With this year’s Black Friday being a bumper sales period for brands, should brands still take notice of public sentiment and negative press? Most definitely: the climate crisis is not going to go away, and with sustainability and purpose led marketing set to be hot topics in 2022, it’s possible that the mass sell-off and promotion by brands around this period could become toxic to consumers. The mood music needn’t spell the death knell of Black Friday though, and there are ways of subverting its negative connotations with consumerism, and instead connecting it with brand purpose. One such example of this was a 2019 Just Eat campaign, in which they partnered with the charity Food Cycle: for every order made on Just Eat that Black Friday the company also donated 50p to the charity, and ultimately raised over £250,000.

Lightbox Loves: Love to hate the Christmas Creep?

By | Featured, Lightbox Loves

From the moment John Lewis released its much-anticipated Christmas advert last week, the bitter air of late autumn was filled with familiar conversations. “I swear it gets earlier every year” pleads the man in the coffee shop as he collects his festive cup. “It wasn’t like this in my day,” your granny assures you, as she knits your yearly reindeer sweater.

It’s true: Christmas season is upon us, in media circles at least. The likes of Boots and M&S joined John Lewis in launching their campaigns in early November, while online retailer Very opted for an even earlier start, telling a tongue-in-cheek tale of a family jumping the gun on festive celebrations – much to the surprise of calling trick-or-treaters.

But this is no new phenomenon. In 2015, Aldi and Lidl both released their seasonal campaigns the day after Halloween. The cause – then, as now – was a wealth of data showing consumers planning their gift shopping earlier to beat the forthcoming rush. There’s even a term for it: the Christmas creep, and experts claim it dates back to the 19th century.

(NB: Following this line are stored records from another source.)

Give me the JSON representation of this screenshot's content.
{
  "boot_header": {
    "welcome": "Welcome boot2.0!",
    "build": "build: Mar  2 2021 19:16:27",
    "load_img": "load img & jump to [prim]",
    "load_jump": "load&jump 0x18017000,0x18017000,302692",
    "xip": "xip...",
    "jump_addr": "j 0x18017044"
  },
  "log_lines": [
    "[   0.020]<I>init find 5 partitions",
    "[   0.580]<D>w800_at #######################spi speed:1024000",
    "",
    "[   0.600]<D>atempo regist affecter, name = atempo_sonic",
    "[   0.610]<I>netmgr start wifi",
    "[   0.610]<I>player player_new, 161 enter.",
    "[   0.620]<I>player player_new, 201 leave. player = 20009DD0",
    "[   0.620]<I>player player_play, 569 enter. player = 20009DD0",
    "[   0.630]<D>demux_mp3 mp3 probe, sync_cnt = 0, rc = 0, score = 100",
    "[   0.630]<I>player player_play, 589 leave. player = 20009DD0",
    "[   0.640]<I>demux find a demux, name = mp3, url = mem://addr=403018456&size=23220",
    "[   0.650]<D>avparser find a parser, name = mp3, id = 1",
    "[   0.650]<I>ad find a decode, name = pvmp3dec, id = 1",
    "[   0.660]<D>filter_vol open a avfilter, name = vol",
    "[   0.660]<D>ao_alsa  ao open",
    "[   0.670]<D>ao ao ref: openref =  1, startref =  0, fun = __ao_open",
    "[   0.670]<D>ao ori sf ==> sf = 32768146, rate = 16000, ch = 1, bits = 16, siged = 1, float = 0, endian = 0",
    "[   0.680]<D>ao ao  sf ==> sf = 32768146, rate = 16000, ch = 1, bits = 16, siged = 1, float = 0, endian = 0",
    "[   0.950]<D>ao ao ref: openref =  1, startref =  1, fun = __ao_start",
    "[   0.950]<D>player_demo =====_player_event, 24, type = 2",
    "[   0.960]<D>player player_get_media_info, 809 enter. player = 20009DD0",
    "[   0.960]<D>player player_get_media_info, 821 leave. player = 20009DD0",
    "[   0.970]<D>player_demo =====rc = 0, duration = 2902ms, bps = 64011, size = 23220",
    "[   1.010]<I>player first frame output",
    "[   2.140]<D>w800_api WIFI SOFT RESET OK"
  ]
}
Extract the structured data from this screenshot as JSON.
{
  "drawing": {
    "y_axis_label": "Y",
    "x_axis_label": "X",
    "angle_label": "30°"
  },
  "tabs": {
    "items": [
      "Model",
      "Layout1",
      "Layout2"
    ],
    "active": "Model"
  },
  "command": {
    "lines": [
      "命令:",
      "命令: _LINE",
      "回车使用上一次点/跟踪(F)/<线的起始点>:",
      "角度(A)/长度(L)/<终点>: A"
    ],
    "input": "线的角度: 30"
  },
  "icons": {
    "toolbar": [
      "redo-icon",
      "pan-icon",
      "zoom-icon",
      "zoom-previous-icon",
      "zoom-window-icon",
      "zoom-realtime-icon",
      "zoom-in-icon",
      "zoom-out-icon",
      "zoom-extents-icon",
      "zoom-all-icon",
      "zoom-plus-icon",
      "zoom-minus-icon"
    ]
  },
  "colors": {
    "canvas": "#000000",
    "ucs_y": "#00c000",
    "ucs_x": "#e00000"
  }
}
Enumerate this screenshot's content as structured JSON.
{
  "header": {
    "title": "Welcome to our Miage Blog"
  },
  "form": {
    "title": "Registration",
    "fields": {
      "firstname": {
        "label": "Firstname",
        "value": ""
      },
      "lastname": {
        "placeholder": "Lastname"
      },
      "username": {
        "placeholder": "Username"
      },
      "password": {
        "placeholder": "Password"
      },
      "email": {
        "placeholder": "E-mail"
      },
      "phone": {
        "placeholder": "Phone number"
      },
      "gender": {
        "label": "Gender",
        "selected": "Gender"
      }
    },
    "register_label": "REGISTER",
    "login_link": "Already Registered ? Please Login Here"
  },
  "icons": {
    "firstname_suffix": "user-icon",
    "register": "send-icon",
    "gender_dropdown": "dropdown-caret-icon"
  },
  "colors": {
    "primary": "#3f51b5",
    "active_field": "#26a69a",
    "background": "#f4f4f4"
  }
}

So, are early Christmas campaigns simply something we all love to moan about? the7stars’ Lightbox Lowdown found that a majority (51%) of Brits think Christmas ads start too early, with just two-in-five looking forward to seeing them. This year, however, the strategic reasons for launching such early campaigns are three-fold. Firstly, supply chain shortages are still fresh in Britons’ minds, prompting many to buy early; by mid-October, one-third had done at least some of their Christmas shopping, according to YouGov. Furthermore, with many of the UK’s near-neighbours, including the Netherlands, implementing fresh restrictions on retail to curb rising coronavirus cases, many British shoppers are preparing for the worst. Lastly, as reported in the7stars Christmas Trends 2021, 36% of Brits plan to spend more on Christmas this year to make up for last year’s lost time, with early campaigns a means to captivate their attention.

While the timing of this year’s festive offering is expected, some critics have been disappointed by the content of campaigns rolling off the production line. Danny Rogers, editor-in-chief of PRWeek, noted that the lack of sustainable overtones in the current crop of campaigns was a strategic own-goal, given their release during the COP26 negotiations on home soil.

Whether the relative latecomers this year will opt to go bolder on sustainability or other topical consumer themes remains to be seen. But, if one thing is certain, it’s that the wave of cheer hitting our screens is just getting started – as are the inevitable cries of it all being forced upon us. Bah, humbug.